HOW TO COMPLETE THIS TASK: From the first line to the last, print the data exactly as written.

Data records for software interfaces:

>>

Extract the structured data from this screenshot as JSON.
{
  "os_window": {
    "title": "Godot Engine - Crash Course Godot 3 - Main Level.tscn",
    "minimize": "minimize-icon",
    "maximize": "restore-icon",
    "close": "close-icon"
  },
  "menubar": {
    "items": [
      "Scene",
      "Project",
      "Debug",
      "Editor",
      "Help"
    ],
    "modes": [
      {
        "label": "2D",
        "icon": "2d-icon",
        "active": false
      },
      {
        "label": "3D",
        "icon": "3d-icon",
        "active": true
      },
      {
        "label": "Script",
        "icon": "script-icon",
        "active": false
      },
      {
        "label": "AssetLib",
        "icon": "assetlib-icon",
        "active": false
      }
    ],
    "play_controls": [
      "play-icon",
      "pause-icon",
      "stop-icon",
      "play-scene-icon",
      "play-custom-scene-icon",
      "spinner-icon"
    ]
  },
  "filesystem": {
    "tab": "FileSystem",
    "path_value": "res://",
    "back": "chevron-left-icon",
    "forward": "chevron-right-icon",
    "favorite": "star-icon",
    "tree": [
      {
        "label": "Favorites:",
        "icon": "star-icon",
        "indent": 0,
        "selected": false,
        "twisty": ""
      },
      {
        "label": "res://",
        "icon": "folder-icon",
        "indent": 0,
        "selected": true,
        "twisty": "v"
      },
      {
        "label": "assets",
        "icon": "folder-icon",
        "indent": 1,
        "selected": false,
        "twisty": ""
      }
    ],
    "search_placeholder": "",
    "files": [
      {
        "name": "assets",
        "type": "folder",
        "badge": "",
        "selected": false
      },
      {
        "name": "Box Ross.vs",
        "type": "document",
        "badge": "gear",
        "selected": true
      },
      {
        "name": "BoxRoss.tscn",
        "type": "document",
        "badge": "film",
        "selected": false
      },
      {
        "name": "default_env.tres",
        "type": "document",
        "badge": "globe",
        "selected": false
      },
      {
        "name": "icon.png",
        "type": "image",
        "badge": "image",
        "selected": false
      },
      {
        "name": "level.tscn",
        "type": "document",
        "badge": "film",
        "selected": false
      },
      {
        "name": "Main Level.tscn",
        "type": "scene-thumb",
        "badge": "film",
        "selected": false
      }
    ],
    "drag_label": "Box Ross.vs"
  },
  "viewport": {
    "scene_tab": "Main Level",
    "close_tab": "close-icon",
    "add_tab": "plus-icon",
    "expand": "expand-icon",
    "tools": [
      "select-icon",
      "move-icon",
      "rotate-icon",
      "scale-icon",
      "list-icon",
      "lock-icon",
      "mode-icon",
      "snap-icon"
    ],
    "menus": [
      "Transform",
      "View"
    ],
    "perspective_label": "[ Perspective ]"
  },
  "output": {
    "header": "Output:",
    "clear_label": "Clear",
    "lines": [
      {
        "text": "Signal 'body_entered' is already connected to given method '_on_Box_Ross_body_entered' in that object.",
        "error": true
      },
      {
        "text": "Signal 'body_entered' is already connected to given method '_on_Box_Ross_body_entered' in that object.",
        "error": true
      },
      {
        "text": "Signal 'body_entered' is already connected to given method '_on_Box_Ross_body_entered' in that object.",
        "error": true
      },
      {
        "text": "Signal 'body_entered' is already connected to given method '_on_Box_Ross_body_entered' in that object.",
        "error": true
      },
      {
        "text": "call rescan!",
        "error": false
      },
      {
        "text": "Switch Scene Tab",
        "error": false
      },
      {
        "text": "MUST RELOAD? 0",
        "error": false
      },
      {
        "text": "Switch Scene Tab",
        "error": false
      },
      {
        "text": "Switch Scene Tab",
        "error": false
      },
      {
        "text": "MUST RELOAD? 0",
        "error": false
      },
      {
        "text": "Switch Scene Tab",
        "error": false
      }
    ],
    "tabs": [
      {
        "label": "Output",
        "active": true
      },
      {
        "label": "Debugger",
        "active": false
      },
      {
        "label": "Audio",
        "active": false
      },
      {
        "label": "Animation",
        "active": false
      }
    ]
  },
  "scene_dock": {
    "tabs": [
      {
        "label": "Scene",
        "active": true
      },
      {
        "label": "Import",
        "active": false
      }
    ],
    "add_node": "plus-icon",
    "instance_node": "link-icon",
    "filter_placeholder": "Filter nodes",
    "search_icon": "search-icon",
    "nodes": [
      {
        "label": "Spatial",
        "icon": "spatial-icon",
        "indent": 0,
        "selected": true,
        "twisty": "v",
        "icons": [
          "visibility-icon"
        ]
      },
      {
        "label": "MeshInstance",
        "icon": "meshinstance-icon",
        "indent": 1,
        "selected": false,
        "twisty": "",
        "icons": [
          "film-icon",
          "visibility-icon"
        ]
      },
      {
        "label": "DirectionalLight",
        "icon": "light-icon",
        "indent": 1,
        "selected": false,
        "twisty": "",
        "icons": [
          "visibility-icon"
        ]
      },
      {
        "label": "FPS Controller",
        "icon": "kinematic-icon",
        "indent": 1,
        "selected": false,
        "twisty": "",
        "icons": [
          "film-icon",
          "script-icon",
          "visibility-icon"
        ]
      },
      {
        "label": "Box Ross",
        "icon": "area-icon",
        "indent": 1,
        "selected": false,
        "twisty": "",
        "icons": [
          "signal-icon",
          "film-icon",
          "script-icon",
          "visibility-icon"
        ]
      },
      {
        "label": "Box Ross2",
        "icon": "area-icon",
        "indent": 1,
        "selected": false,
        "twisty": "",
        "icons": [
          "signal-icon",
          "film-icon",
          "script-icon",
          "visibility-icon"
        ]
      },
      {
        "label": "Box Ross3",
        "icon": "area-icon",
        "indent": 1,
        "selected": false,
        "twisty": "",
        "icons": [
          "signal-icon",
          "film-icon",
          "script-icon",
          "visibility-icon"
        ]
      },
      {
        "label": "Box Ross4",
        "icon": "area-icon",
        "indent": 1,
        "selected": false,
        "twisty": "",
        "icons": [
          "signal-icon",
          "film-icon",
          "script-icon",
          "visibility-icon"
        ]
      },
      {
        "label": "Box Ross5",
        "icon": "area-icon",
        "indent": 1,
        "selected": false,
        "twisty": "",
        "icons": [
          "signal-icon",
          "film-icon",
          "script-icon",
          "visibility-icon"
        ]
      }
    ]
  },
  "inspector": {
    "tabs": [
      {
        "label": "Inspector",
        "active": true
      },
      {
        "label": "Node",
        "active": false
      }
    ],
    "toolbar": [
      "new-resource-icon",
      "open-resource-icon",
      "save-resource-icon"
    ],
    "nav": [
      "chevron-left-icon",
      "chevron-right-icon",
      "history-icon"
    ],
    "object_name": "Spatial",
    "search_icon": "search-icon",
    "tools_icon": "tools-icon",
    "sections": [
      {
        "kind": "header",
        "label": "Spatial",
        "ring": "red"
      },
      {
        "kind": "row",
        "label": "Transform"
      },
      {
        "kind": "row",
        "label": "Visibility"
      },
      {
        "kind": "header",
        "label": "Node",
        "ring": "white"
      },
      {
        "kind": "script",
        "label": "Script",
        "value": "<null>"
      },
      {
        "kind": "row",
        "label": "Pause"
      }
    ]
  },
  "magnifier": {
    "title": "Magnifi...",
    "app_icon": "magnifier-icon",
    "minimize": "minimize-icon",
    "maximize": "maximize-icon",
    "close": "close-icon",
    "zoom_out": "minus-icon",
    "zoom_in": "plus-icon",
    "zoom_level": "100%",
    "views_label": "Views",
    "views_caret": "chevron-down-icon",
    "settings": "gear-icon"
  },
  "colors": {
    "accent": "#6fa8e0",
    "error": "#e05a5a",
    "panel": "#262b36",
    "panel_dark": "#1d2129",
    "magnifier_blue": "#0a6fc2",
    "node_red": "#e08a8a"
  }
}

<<

SOLUTION FOR THIS EXERCISE:
Extract the structured data from this screenshot as JSON.
{
  "os_window": {
    "title": "Godot Engine - Crash Course Godot 3 - Main Level.tscn",
    "minimize": "minimize-icon",
    "maximize": "restore-icon",
    "close": "close-icon"
  },
  "menubar": {
    "items": [
      "Scene",
      "Project",
      "Debug",
      "Editor",
      "Help"
    ],
    "modes": [
      {
        "label": "2D",
        "icon": "2d-icon",
        "active": false
      },
      {
        "label": "3D",
        "icon": "3d-icon",
        "active": true
      },
      {
        "label": "Script",
        "icon": "script-icon",
        "active": false
      },
      {
        "label": "AssetLib",
        "icon": "assetlib-icon",
        "active": false
      }
    ],
    "play_controls": [
      "play-icon",
      "pause-icon",
      "stop-icon",
      "play-scene-icon",
      "play-custom-scene-icon",
      "spinner-icon"
    ]
  },
  "filesystem": {
    "tab": "FileSystem",
    "path_value": "res://",
    "back": "chevron-left-icon",
    "forward": "chevron-right-icon",
    "favorite": "star-icon",
    "tree": [
      {
        "label": "Favorites:",
        "icon": "star-icon",
        "indent": 0,
        "selected": false,
        "twisty": ""
      },
      {
        "label": "res://",
        "icon": "folder-icon",
        "indent": 0,
        "selected": true,
        "twisty": "v"
      },
      {
        "label": "assets",
        "icon": "folder-icon",
        "indent": 1,
        "selected": false,
        "twisty": ""
      }
    ],
    "search_placeholder": "",
    "files": [
      {
        "name": "assets",
        "type": "folder",
        "badge": "",
        "selected": false
      },
      {
        "name": "Box Ross.vs",
        "type": "document",
        "badge": "gear",
        "selected": true
      },
      {
        "name": "BoxRoss.tscn",
        "type": "document",
        "badge": "film",
        "selected": false
      },
      {
        "name": "default_env.tres",
        "type": "document",
        "badge": "globe",
        "selected": false
      },
      {
        "name": "icon.png",
        "type": "image",
        "badge": "image",
        "selected": false
      },
      {
        "name": "level.tscn",
        "type": "document",
        "badge": "film",
        "selected": false
      },
      {
        "name": "Main Level.tscn",
        "type": "scene-thumb",
        "badge": "film",
        "selected": false
      }
    ],
    "drag_label": "Box Ross.vs"
  },
  "viewport": {
    "scene_tab": "Main Level",
    "close_tab": "close-icon",
    "add_tab": "plus-icon",
    "expand": "expand-icon",
    "tools": [
      "select-icon",
      "move-icon",
      "rotate-icon",
      "scale-icon",
      "list-icon",
      "lock-icon",
      "mode-icon",
      "snap-icon"
    ],
    "menus": [
      "Transform",
      "View"
    ],
    "perspective_label": "[ Perspective ]"
  },
  "output": {
    "header": "Output:",
    "clear_label": "Clear",
    "lines": [
      {
        "text": "Signal 'body_entered' is already connected to given method '_on_Box_Ross_body_entered' in that object.",
        "error": true
      },
      {
        "text": "Signal 'body_entered' is already connected to given method '_on_Box_Ross_body_entered' in that object.",
        "error": true
      },
      {
        "text": "Signal 'body_entered' is already connected to given method '_on_Box_Ross_body_entered' in that object.",
        "error": true
      },
      {
        "text": "Signal 'body_entered' is already connected to given method '_on_Box_Ross_body_entered' in that object.",
        "error": true
      },
      {
        "text": "call rescan!",
        "error": false
      },
      {
        "text": "Switch Scene Tab",
        "error": false
      },
      {
        "text": "MUST RELOAD? 0",
        "error": false
      },
      {
        "text": "Switch Scene Tab",
        "error": false
      },
      {
        "text": "Switch Scene Tab",
        "error": false
      },
      {
        "text": "MUST RELOAD? 0",
        "error": false
      },
      {
        "text": "Switch Scene Tab",
        "error": false
      }
    ],
    "tabs": [
      {
        "label": "Output",
        "active": true
      },
      {
        "label": "Debugger",
        "active": false
      },
      {
        "label": "Audio",
        "active": false
      },
      {
        "label": "Animation",
        "active": false
      }
    ]
  },
  "scene_dock": {
    "tabs": [
      {
        "label": "Scene",
        "active": true
      },
      {
        "label": "Import",
        "active": false
      }
    ],
    "add_node": "plus-icon",
    "instance_node": "link-icon",
    "filter_placeholder": "Filter nodes",
    "search_icon": "search-icon",
    "nodes": [
      {
        "label": "Spatial",
        "icon": "spatial-icon",
        "indent": 0,
        "selected": true,
        "twisty": "v",
        "icons": [
          "visibility-icon"
        ]
      },
      {
        "label": "MeshInstance",
        "icon": "meshinstance-icon",
        "indent": 1,
        "selected": false,
        "twisty": "",
        "icons": [
          "film-icon",
          "visibility-icon"
        ]
      },
      {
        "label": "DirectionalLight",
        "icon": "light-icon",
        "indent": 1,
        "selected": false,
        "twisty": "",
        "icons": [
          "visibility-icon"
        ]
      },
      {
        "label": "FPS Controller",
        "icon": "kinematic-icon",
        "indent": 1,
        "selected": false,
        "twisty": "",
        "icons": [
          "film-icon",
          "script-icon",
          "visibility-icon"
        ]
      },
      {
        "label": "Box Ross",
        "icon": "area-icon",
        "indent": 1,
        "selected": false,
        "twisty": "",
        "icons": [
          "signal-icon",
          "film-icon",
          "script-icon",
          "visibility-icon"
        ]
      },
      {
        "label": "Box Ross2",
        "icon": "area-icon",
        "indent": 1,
        "selected": false,
        "twisty": "",
        "icons": [
          "signal-icon",
          "film-icon",
          "script-icon",
          "visibility-icon"
        ]
      },
      {
        "label": "Box Ross3",
        "icon": "area-icon",
        "indent": 1,
        "selected": false,
        "twisty": "",
        "icons": [
          "signal-icon",
          "film-icon",
          "script-icon",
          "visibility-icon"
        ]
      },
      {
        "label": "Box Ross4",
        "icon": "area-icon",
        "indent": 1,
        "selected": false,
        "twisty": "",
        "icons": [
          "signal-icon",
          "film-icon",
          "script-icon",
          "visibility-icon"
        ]
      },
      {
        "label": "Box Ross5",
        "icon": "area-icon",
        "indent": 1,
        "selected": false,
        "twisty": "",
        "icons": [
          "signal-icon",
          "film-icon",
          "script-icon",
          "visibility-icon"
        ]
      }
    ]
  },
  "inspector": {
    "tabs": [
      {
        "label": "Inspector",
        "active": true
      },
      {
        "label": "Node",
        "active": false
      }
    ],
    "toolbar": [
      "new-resource-icon",
      "open-resource-icon",
      "save-resource-icon"
    ],
    "nav": [
      "chevron-left-icon",
      "chevron-right-icon",
      "history-icon"
    ],
    "object_name": "Spatial",
    "search_icon": "search-icon",
    "tools_icon": "tools-icon",
    "sections": [
      {
        "kind": "header",
        "label": "Spatial",
        "ring": "red"
      },
      {
        "kind": "row",
        "label": "Transform"
      },
      {
        "kind": "row",
        "label": "Visibility"
      },
      {
        "kind": "header",
        "label": "Node",
        "ring": "white"
      },
      {
        "kind": "script",
        "label": "Script",
        "value": "<null>"
      },
      {
        "kind": "row",
        "label": "Pause"
      }
    ]
  },
  "magnifier": {
    "title": "Magnifi...",
    "app_icon": "magnifier-icon",
    "minimize": "minimize-icon",
    "maximize": "maximize-icon",
    "close": "close-icon",
    "zoom_out": "minus-icon",
    "zoom_in": "plus-icon",
    "zoom_level": "100%",
    "views_label": "Views",
    "views_caret": "chevron-down-icon",
    "settings": "gear-icon"
  },
  "colors": {
    "accent": "#6fa8e0",
    "error": "#e05a5a",
    "panel": "#262b36",
    "panel_dark": "#1d2129",
    "magnifier_blue": "#0a6fc2",
    "node_red": "#e08a8a"
  }
}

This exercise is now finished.